It was a great visit, even if I did feel like I was on mute the whole time. I'd wanted to hit a few Halloweeny notes... pumpkin bread, spooky cookies, jack-o-lanterns, spiced apple something. I managed all but the pumpkin bread, but it was still like I was standing, um, still.
Everything pales in comparison to Art and Jess, who "manage" their three (3) boys, two (2) professional careers and approximately one hundred kick ass neighbors in their kick ass suburban neighborhood of, wait for it, Niskayuna*-- and all before 9:30pm, which is the time every night that they have dessert by themselves, because their school-agers have turned their lights off and their baby sleeps 11 to 12 hours a night. It was humbling, though completely lovely, to bask in their glow and enjoy a mildly rainy New York autumn-ber while Penn lost his mind over his cousin's Lego collection.
I do have a tendency to expect too much of myself. ("Ya think?" Amy would say.) While I didn't make it to Dunkin Donuts for a seasonally-appropriate donut and a bag of my co-blogger's beloved coffee beans, I did check out a Thursday morning farmer's market in downtown Schenectady, and an independent bookstore that charmed Penn with its childrens' nook and tiny chairs. ("Forklifts, Mommy!"). We got to talk to a city worker down a man-hole, and marveled at the hundreds of backhoes and asphalt spreaders scattered around the Stockade. Schenectady is one of those perfectly broody, Nor'eastern American cities that sparkle when you visit them in the fall.
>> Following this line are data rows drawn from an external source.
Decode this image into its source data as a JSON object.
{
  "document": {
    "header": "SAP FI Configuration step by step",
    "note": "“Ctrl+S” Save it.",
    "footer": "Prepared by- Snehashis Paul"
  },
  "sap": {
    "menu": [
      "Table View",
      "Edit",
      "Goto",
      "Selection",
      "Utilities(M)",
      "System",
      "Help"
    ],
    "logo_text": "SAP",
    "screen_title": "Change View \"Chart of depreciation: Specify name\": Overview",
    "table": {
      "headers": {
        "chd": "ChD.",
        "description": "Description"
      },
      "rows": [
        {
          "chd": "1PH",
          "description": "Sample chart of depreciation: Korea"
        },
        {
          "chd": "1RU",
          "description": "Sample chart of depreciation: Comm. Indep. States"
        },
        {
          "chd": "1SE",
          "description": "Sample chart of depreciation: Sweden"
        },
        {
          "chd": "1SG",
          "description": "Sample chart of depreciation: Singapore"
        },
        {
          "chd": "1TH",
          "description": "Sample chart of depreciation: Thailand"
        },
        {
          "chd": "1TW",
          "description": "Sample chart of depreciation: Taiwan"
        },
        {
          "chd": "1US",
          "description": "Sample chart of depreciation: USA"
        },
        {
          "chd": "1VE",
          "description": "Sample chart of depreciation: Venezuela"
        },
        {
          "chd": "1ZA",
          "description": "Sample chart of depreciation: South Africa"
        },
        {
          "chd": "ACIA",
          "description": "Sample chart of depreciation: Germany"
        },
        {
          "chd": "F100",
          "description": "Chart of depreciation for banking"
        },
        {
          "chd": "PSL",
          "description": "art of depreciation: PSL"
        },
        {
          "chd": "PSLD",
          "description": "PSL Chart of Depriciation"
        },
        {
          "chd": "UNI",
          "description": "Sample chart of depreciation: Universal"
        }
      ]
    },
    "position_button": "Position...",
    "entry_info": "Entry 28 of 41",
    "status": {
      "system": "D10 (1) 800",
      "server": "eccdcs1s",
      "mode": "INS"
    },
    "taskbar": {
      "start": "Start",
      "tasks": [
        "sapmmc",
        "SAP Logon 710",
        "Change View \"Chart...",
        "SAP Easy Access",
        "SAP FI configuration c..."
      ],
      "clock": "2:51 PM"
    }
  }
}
Blue-collared and cool, with rain-bright foliage and sunsets that leave the city on fire.
*As if Schenectady weren't hard enough on the tongue.